Risk & Compliance

Appeals Slowing Down SEC’s ‘Fast-Track’ Process

The median time for the SEC to decide appeals of the in-house judges’ decisions has increased to 19 months.
Matthew HellerDecember 22, 2015
Appeals Slowing Down SEC’s ‘Fast-Track’ Process

While the U.S. Securities and Exchange Commission is referring more enforcement cases to its in-house court, that may be adding to a logjam of appeals before commissioners.

SEC Mary Jo White

Mary Jo White

Using enhanced powers granted under the Dodd-Frank financial reform law, the SEC has stepped up its use of the in-house court as a fast-track alternative to the federal courts since Mary Jo White took over as chair in 2013.
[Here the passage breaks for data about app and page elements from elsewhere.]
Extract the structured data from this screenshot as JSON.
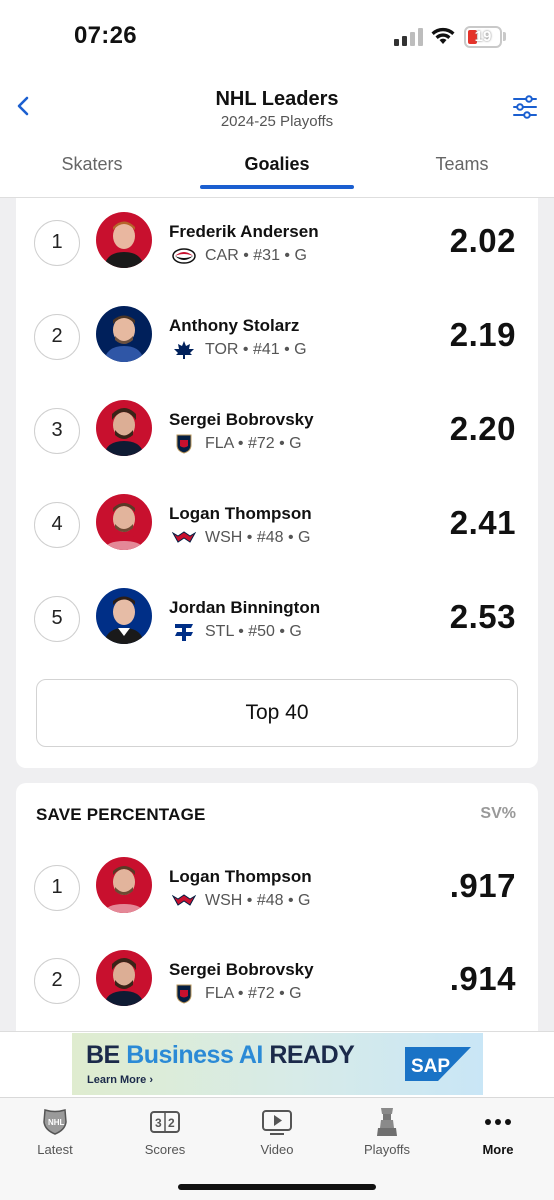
{
  "status": {
    "time": "07:26",
    "battery": "19"
  },
  "header": {
    "title": "NHL Leaders",
    "subtitle": "2024-25 Playoffs"
  },
  "tabs": [
    {
      "label": "Skaters",
      "active": false
    },
    {
      "label": "Goalies",
      "active": true
    },
    {
      "label": "Teams",
      "active": false
    }
  ],
  "gaa_list": {
    "rows": [
      {
        "rank": "1",
        "name": "Frederik Andersen",
        "team": "CAR",
        "meta": "CAR • #31 • G",
        "value": "2.02",
        "team_color": "#c8102e"
      },
      {
        "rank": "2",
        "name": "Anthony Stolarz",
        "team": "TOR",
        "meta": "TOR • #41 • G",
        "value": "2.19",
        "team_color": "#00205b"
      },
      {
        "rank": "3",
        "name": "Sergei Bobrovsky",
        "team": "FLA",
        "meta": "FLA • #72 • G",
        "value": "2.20",
        "team_color": "#c8102e"
      },
      {
        "rank": "4",
        "name": "Logan Thompson",
        "team": "WSH",
        "meta": "WSH • #48 • G",
        "value": "2.41",
        "team_color": "#c8102e"
      },
      {
        "rank": "5",
        "name": "Jordan Binnington",
        "team": "STL",
        "meta": "STL • #50 • G",
        "value": "2.53",
        "team_color": "#002f87"
      }
    ],
    "more_button": "Top 40"
  },
  "save_pct": {
    "title": "SAVE PERCENTAGE",
    "column": "SV%",
    "rows": [
      {
        "rank": "1",
        "name": "Logan Thompson",
        "team": "WSH",
        "meta": "WSH • #48 • G",
        "value": ".917",
        "team_color": "#c8102e"
      },
      {
        "rank": "2",
        "name": "Sergei Bobrovsky",
        "team": "FLA",
        "meta": "FLA • #72 • G",
        "value": ".914",
        "team_color": "#c8102e"
      }
    ]
  },
  "ad": {
    "word1": "BE",
    "word2": "Business AI",
    "word3": "READY",
    "cta": "Learn More ›",
    "brand": "SAP"
  },
  "tab_bar": [
    {
      "label": "Latest",
      "icon": "nhl-shield-icon"
    },
    {
      "label": "Scores",
      "icon": "scoreboard-icon"
    },
    {
      "label": "Video",
      "icon": "video-play-icon"
    },
    {
      "label": "Playoffs",
      "icon": "stanley-cup-icon"
    },
    {
      "label": "More",
      "icon": "more-dots-icon"
    }
  ],
  "colors": {
    "accent": "#1b5fd0",
    "negative": "#e5332a"
  }
}
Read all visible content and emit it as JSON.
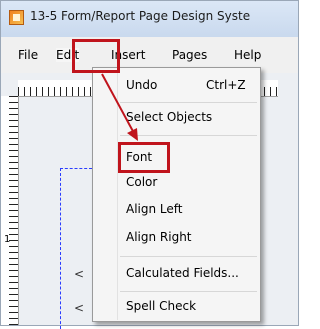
{
  "window": {
    "title": "13-5 Form/Report Page Design Syste"
  },
  "menubar": [
    "File",
    "Edit",
    "Insert",
    "Pages",
    "Help"
  ],
  "edit_menu": {
    "items": [
      {
        "label": "Undo",
        "shortcut": "Ctrl+Z"
      },
      {
        "label": "Select Objects"
      },
      {
        "label": "Font"
      },
      {
        "label": "Color"
      },
      {
        "label": "Align Left"
      },
      {
        "label": "Align Right"
      },
      {
        "label": "Calculated Fields..."
      },
      {
        "label": "Spell Check"
      }
    ]
  },
  "ruler": {
    "number": "1"
  },
  "canvas_objects": [
    "<",
    "<"
  ],
  "colors": {
    "highlight": "#c0141c",
    "guide": "#2a3cff",
    "menubar": "#f0f0f0"
  }
}
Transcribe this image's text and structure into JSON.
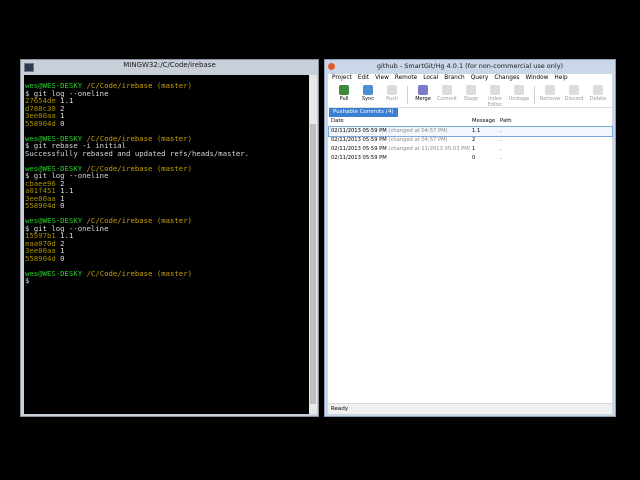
{
  "terminal": {
    "title": "MINGW32:/C/Code/irebase",
    "lines": [
      {
        "type": "prompt",
        "user": "wes@WES-DESKY",
        "path": "/C/Code/irebase",
        "branch": "(master)"
      },
      {
        "type": "cmd",
        "text": "$ git log --oneline"
      },
      {
        "type": "commit",
        "hash": "27654de",
        "msg": "1.1"
      },
      {
        "type": "commit",
        "hash": "d788c30",
        "msg": "2"
      },
      {
        "type": "commit",
        "hash": "3ee80aa",
        "msg": "1"
      },
      {
        "type": "commit",
        "hash": "558904d",
        "msg": "0"
      },
      {
        "type": "blank"
      },
      {
        "type": "prompt",
        "user": "wes@WES-DESKY",
        "path": "/C/Code/irebase",
        "branch": "(master)"
      },
      {
        "type": "cmd",
        "text": "$ git rebase -i initial"
      },
      {
        "type": "out",
        "text": "Successfully rebased and updated refs/heads/master."
      },
      {
        "type": "blank"
      },
      {
        "type": "prompt",
        "user": "wes@WES-DESKY",
        "path": "/C/Code/irebase",
        "branch": "(master)"
      },
      {
        "type": "cmd",
        "text": "$ git log --oneline"
      },
      {
        "type": "commit",
        "hash": "cbaee96",
        "msg": "2"
      },
      {
        "type": "commit",
        "hash": "a01f451",
        "msg": "1.1"
      },
      {
        "type": "commit",
        "hash": "3ee80aa",
        "msg": "1"
      },
      {
        "type": "commit",
        "hash": "558904d",
        "msg": "0"
      },
      {
        "type": "blank"
      },
      {
        "type": "prompt",
        "user": "wes@WES-DESKY",
        "path": "/C/Code/irebase",
        "branch": "(master)"
      },
      {
        "type": "cmd",
        "text": "$ git log --oneline"
      },
      {
        "type": "commit",
        "hash": "15597b1",
        "msg": "1.1"
      },
      {
        "type": "commit",
        "hash": "eaa070d",
        "msg": "2"
      },
      {
        "type": "commit",
        "hash": "3ee80aa",
        "msg": "1"
      },
      {
        "type": "commit",
        "hash": "558904d",
        "msg": "0"
      },
      {
        "type": "blank"
      },
      {
        "type": "prompt",
        "user": "wes@WES-DESKY",
        "path": "/C/Code/irebase",
        "branch": "(master)"
      },
      {
        "type": "cmd",
        "text": "$"
      }
    ]
  },
  "smartgit": {
    "title": "github - SmartGit/Hg 4.0.1 (for non-commercial use only)",
    "menu": [
      "Project",
      "Edit",
      "View",
      "Remote",
      "Local",
      "Branch",
      "Query",
      "Changes",
      "Window",
      "Help"
    ],
    "toolbar": [
      {
        "label": "Pull",
        "icon": "pull-icon",
        "enabled": true
      },
      {
        "label": "Sync",
        "icon": "sync-icon",
        "enabled": true
      },
      {
        "label": "Push",
        "icon": "push-icon",
        "enabled": false
      },
      {
        "sep": true
      },
      {
        "label": "Merge",
        "icon": "merge-icon",
        "enabled": true
      },
      {
        "label": "Commit",
        "icon": "commit-icon",
        "enabled": false
      },
      {
        "label": "Stage",
        "icon": "stage-icon",
        "enabled": false
      },
      {
        "label": "Index Editor",
        "icon": "index-editor-icon",
        "enabled": false
      },
      {
        "label": "Unstage",
        "icon": "unstage-icon",
        "enabled": false
      },
      {
        "sep": true
      },
      {
        "label": "Remove",
        "icon": "remove-icon",
        "enabled": false
      },
      {
        "label": "Discard",
        "icon": "discard-icon",
        "enabled": false
      },
      {
        "label": "Delete",
        "icon": "delete-icon",
        "enabled": false
      }
    ],
    "tab": "Pushable Commits (4)",
    "columns": [
      "Date",
      "Message",
      "Path"
    ],
    "rows": [
      {
        "date": "02/11/2013 05:59 PM",
        "note": "(changed at 04:57 PM)",
        "msg": "1.1",
        "path": "."
      },
      {
        "date": "02/11/2013 05:59 PM",
        "note": "(changed at 04:57 PM)",
        "msg": "2",
        "path": "."
      },
      {
        "date": "02/11/2013 05:59 PM",
        "note": "(changed at 11/2013 05:03 PM)",
        "msg": "1",
        "path": "."
      },
      {
        "date": "02/11/2013 05:59 PM",
        "note": "",
        "msg": "0",
        "path": "."
      }
    ],
    "status": "Ready"
  }
}
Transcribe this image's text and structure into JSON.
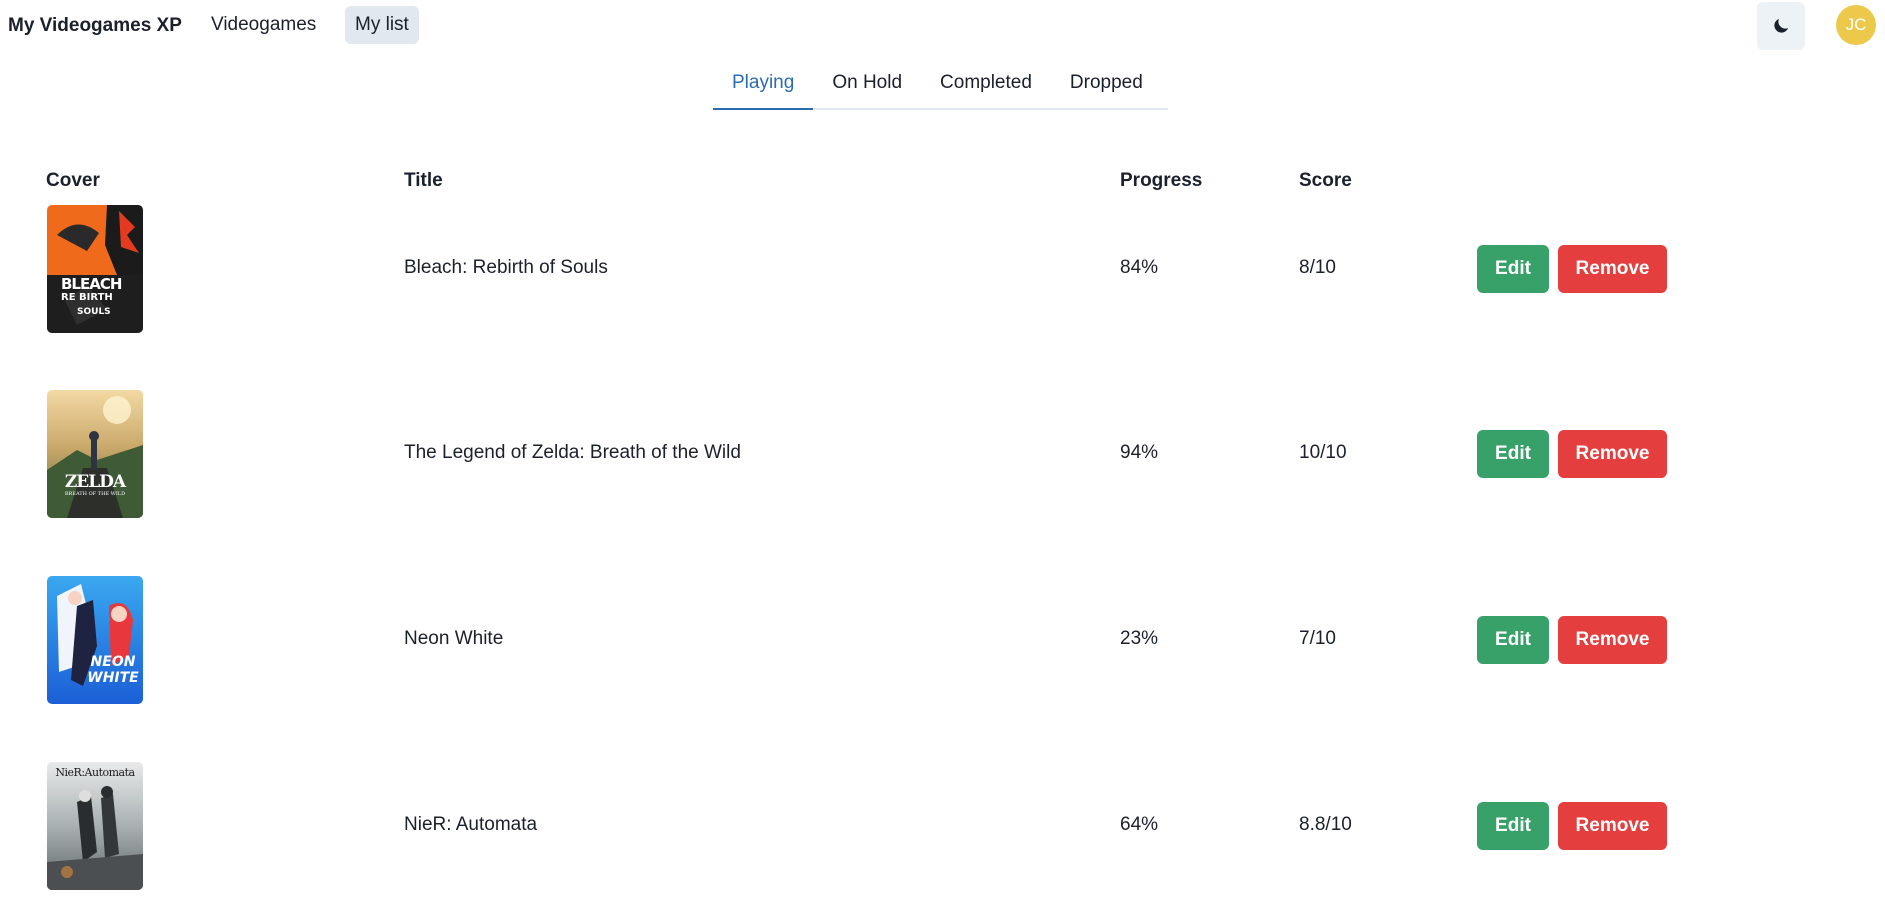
{
  "nav": {
    "brand": "My Videogames XP",
    "links": [
      {
        "label": "Videogames"
      },
      {
        "label": "My list",
        "active": true
      }
    ],
    "theme_toggle_icon": "moon-icon",
    "avatar_initials": "JC",
    "avatar_color": "#ecc94b"
  },
  "tabs": [
    {
      "label": "Playing",
      "selected": true
    },
    {
      "label": "On Hold"
    },
    {
      "label": "Completed"
    },
    {
      "label": "Dropped"
    }
  ],
  "table": {
    "headers": {
      "cover": "Cover",
      "title": "Title",
      "progress": "Progress",
      "score": "Score"
    },
    "rows": [
      {
        "title": "Bleach: Rebirth of Souls",
        "progress": "84%",
        "score": "8/10",
        "cover_text": [
          "BLEACH",
          "RE BIRTH",
          "SOULS"
        ],
        "edit": "Edit",
        "remove": "Remove"
      },
      {
        "title": "The Legend of Zelda: Breath of the Wild",
        "progress": "94%",
        "score": "10/10",
        "cover_text": [
          "ZELDA",
          "BREATH OF THE WILD"
        ],
        "edit": "Edit",
        "remove": "Remove"
      },
      {
        "title": "Neon White",
        "progress": "23%",
        "score": "7/10",
        "cover_text": [
          "NEON",
          "WHITE"
        ],
        "edit": "Edit",
        "remove": "Remove"
      },
      {
        "title": "NieR: Automata",
        "progress": "64%",
        "score": "8.8/10",
        "cover_text": [
          "NieR:Automata"
        ],
        "edit": "Edit",
        "remove": "Remove"
      }
    ]
  },
  "colors": {
    "edit_button": "#38a169",
    "remove_button": "#e53e3e",
    "tab_selected": "#2b6cb0",
    "nav_active_bg": "#e2e8f0"
  }
}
But according to the Wall Street Journal, the median time for the agency to decide appeals of the in-house judges’ decisions has increased to 19 months — almost double the median times under White’s two main predecessors, Christopher Cox and Mary Schapiro.

“The wait for a ruling on appeal can be interminable and can also disadvantage defendants,” Joseph Grundfest, a former SEC commissioner who is a law professor at Stanford University, told the WSJ.

The SEC’s own target is to decide appeals between seven and 11 months after a filing. But it has met the 11-month goal in only about one in five of the decisions under White’s leadership, the Journal’s analysis found.

Critics say the SEC’s judicial approach “means defendants often lose both ways,” the Journal said. “The trial portion of the civil case moves much more quickly than such matters typically would in federal court, giving limited time to prepare for trial, and defendants then can wait years for the SEC to decide appeals.”

The agency says the resolution of cases has speeded up this year. Further, in September, it proposed a new target that would give commissioners between eight and 10 months to decide appeals. The clock would start when the briefs on the appeal are completed, rather than when the appeal is filed.

Some people close to the agency said some delays can be caused by defendants, such as when they make requests for extra time. Most defendants are “blowing smoke” about delays and often want the process to drag on to avoid the coming punishment, James Cox, a law professor at Duke University, told the newspaper.